[YOUR GOAL] Please work out how many lines below contain the word "collard", and reply with only that number.

-- INPUT DATA follows --

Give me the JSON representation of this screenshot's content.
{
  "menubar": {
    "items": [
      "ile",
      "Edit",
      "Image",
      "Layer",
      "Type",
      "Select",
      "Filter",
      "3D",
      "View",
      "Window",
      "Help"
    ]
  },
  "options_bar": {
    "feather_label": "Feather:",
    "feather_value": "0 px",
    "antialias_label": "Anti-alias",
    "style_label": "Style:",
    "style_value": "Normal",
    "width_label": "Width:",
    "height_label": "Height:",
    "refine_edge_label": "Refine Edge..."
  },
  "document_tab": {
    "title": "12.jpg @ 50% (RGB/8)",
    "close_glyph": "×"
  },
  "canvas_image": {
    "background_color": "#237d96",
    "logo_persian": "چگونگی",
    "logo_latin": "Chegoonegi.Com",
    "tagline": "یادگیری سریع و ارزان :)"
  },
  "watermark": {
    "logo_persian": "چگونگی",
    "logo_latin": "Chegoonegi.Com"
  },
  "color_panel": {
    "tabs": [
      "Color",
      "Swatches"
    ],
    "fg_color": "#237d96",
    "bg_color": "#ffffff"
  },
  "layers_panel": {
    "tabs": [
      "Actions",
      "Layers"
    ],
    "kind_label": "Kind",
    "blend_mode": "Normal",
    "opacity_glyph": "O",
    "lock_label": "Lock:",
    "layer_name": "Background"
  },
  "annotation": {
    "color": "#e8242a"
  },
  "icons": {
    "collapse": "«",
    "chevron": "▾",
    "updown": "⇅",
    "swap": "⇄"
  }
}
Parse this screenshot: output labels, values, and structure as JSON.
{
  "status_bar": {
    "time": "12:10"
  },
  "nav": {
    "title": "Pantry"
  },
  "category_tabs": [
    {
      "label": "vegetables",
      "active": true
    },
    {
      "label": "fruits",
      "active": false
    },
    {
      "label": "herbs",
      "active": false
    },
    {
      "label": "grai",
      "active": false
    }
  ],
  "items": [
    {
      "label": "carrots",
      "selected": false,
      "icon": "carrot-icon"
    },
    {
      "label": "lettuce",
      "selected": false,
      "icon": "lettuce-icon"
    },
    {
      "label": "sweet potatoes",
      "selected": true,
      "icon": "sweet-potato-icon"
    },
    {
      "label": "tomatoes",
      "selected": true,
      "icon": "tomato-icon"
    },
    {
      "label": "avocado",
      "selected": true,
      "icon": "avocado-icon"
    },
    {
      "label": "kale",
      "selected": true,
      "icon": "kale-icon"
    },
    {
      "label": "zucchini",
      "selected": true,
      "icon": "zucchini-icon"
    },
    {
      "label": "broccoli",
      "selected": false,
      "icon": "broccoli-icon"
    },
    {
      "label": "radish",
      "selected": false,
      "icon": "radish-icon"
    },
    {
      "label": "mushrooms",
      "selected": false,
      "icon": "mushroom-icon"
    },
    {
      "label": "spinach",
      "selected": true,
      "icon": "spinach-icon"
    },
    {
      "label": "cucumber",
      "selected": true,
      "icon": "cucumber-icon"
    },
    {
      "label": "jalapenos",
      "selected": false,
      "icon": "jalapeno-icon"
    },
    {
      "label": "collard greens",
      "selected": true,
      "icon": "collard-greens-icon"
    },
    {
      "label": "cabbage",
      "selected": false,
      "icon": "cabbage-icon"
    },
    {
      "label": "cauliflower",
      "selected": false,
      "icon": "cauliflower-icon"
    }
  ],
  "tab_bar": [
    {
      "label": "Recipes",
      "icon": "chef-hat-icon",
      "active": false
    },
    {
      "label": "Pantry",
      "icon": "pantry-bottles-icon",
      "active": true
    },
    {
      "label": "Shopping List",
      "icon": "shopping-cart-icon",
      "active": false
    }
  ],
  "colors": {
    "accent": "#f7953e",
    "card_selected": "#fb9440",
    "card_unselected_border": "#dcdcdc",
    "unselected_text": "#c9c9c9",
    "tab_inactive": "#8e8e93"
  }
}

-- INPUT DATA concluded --

[RESULT] 2